Contact center search (CCS) is another category you haven't seen before, as it replaces the old agent-facing universal desktop category. Over time, the previous category became less a question of best function and more of best integration of other technology. Seeing that, we shifted our focus back to basics: What does a contact center agent need in order to find the best information that helps the customer in the shortest amount of time? The relationship to knowledge management (KM) is clear, and the vendors that take the honors this year reflect the customer focus therein; they might not be the biggest players in the KM space, but they help frustrated customers and the reps who serve them.
Usability currently trumps innovation in this corner of the industry, according to some analysts. "I'm not impressed with the company direction of any company," says Alan Hubbard, senior vice president of Aberdeen Group's customer service and support unit. "We haven't seen a tremendous amount of innovation in this space, beyond improved user interface and usability." If any vendor is going to change the playing field, we expect it will be one of the ones listed here.

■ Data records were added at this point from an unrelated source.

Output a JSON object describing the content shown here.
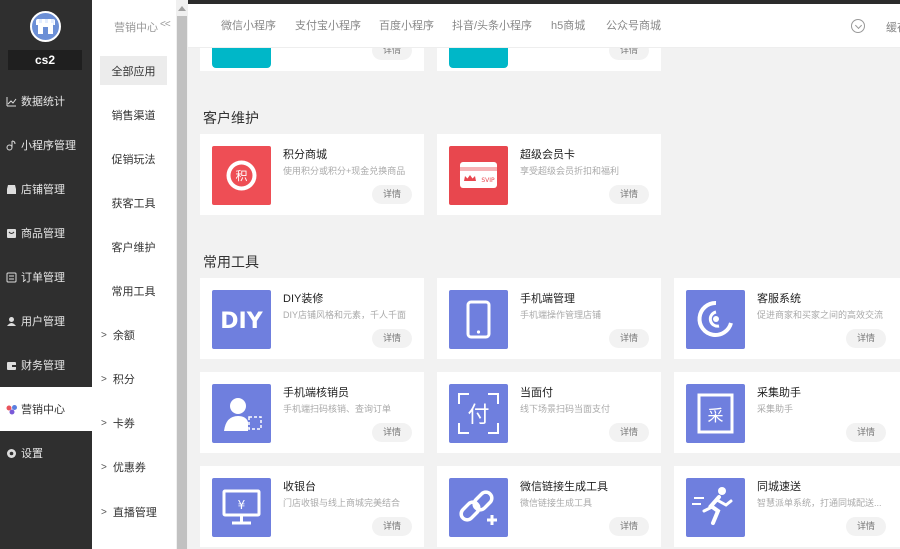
{
  "shop": {
    "name": "cs2"
  },
  "sidebar": {
    "items": [
      {
        "label": "数据统计",
        "icon": "chart-icon"
      },
      {
        "label": "小程序管理",
        "icon": "link-icon"
      },
      {
        "label": "店铺管理",
        "icon": "store-icon"
      },
      {
        "label": "商品管理",
        "icon": "goods-icon"
      },
      {
        "label": "订单管理",
        "icon": "order-icon"
      },
      {
        "label": "用户管理",
        "icon": "user-icon"
      },
      {
        "label": "财务管理",
        "icon": "finance-icon"
      },
      {
        "label": "营销中心",
        "icon": "marketing-icon"
      },
      {
        "label": "设置",
        "icon": "settings-icon"
      }
    ]
  },
  "submenu": {
    "title": "营销中心",
    "collapse": "<<",
    "items": [
      "全部应用",
      "销售渠道",
      "促销玩法",
      "获客工具",
      "客户维护",
      "常用工具"
    ],
    "tree": [
      "余额",
      "积分",
      "卡券",
      "优惠券",
      "直播管理"
    ]
  },
  "tabs": [
    "微信小程序",
    "支付宝小程序",
    "百度小程序",
    "抖音/头条小程序",
    "h5商城",
    "公众号商城"
  ],
  "topbar": {
    "cache": "缓存"
  },
  "detail_label": "详情",
  "sections": {
    "customer": {
      "title": "客户维护",
      "cards": [
        {
          "name": "积分商城",
          "desc": "使用积分或积分+现金兑换商品"
        },
        {
          "name": "超级会员卡",
          "desc": "享受超级会员折扣和福利"
        }
      ]
    },
    "tools": {
      "title": "常用工具",
      "cards": [
        {
          "name": "DIY装修",
          "desc": "DIY店铺风格和元素，千人千面"
        },
        {
          "name": "手机端管理",
          "desc": "手机端操作管理店铺"
        },
        {
          "name": "客服系统",
          "desc": "促进商家和买家之间的高效交流"
        },
        {
          "name": "手机端核销员",
          "desc": "手机端扫码核销、查询订单"
        },
        {
          "name": "当面付",
          "desc": "线下场景扫码当面支付"
        },
        {
          "name": "采集助手",
          "desc": "采集助手"
        },
        {
          "name": "收银台",
          "desc": "门店收银与线上商城完美结合"
        },
        {
          "name": "微信链接生成工具",
          "desc": "微信链接生成工具"
        },
        {
          "name": "同城速送",
          "desc": "智慧派单系统，打通同城配送..."
        }
      ]
    }
  },
  "icon_glyphs": {
    "points": "积",
    "vip": "SVIP",
    "diy": "DIY",
    "pay": "付",
    "collect": "采",
    "cashier": "¥"
  },
  "colors": {
    "accent": "#6f7fde",
    "points_red": "#ee4e55",
    "vip_red": "#e8474e",
    "teal": "#00b7c8"
  }
}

Ones to Watch
Autonomy, parent company of etalk (among others), earns a respectful gaze this year as One to Watch. Where the company goes from here in terms of CCS, though, remains to be seen. "[Autonomy has] great technology, but they are more general-purpose tools, not optimized and focused solely on support," Ragsdale says. At the moment, it's up to customers and VARs to turn those tools to the purpose of CCS. Should Autonomy bring that focus in-house, the company may well become a true contender.
Talisma got some good comments and reviews, but none of the experts we interviewed were confident putting it on the leaderboard. "Talisma is a KM platform with a contact center focus; [the company provides] enabling technology," Hubbard says. "They were down, but are building back up." While he believes Talisma's CCS offering is functionally weaker than others, "its breadth adds value."
Consona is a proud adoptive parent, having acquired Knova as part of a bid to consolidate several brands into a CRM powerhouse. Knova's experience in KM still holds strong; "Knova's industry-leading search, analytic platform, and complex capabilities such as microsites and upsell/cross-sell are well respected and highly adopted within the technology industry," says John Ragsdale, vice president of research for the Service & Support Professionals Association. "[Its] challenge now is to overcome the growing pains and loss of expertise following the Consona acquisition." Others echo those sentiments. "[Consona] has had less than a year to figure out how to market and sell the Knova technology," says Ian Jacobs, senior analyst with Frost & Sullivan. "It seems to have taken a very pragmatic approach, which will open up lots of possibilities down the line."
French company Kaidara Software flies below the radar for many of our readers, and analysts agree that not many people are talking about it. When the company does come up, however, the talk is positive; its rating in customer satisfaction is the best of this year's finalists. "Kaidara excels at taking that concept of 'service resolution via knowledge management' and marrying it to deep domain knowledge," Jacobs says. "The flip side of that approach: Companies that fall outside of Kaidara's vertical markets are not likely to know much about the company." Hubbard agrees Kaidara isn't well known, but adds the company has "nice partnerships, and has gone after some different industries, like automotive, medical, and transportation."
This year's winner has depth not only in agent-directed KM, but in Web self-service, content management, and analytics as well. The combination of these disciplines helped drive InQuira to this year's title. "They get it," Hubbard says. "InQuira has taken agent-assisted and Web self-service and blended them well, understanding the differences between the two. They understand the marketplace." Ragsdale adds, "InQuira offers very sophisticated tools for not only finding the information you need, but also helping you create and maintain content, with tools like content-gap analysis at the concept level." But to Jacobs, the company's strength is its reporting and analytics. "While it's nice to have a well-structured knowledge base and solid tools and workflows to add, edit, and refine the knowledge in that database, enterprises will find significantly greater value when they can use tools to get at some form of understanding of customer intent," he says. "That is the direction in which InQuira is going."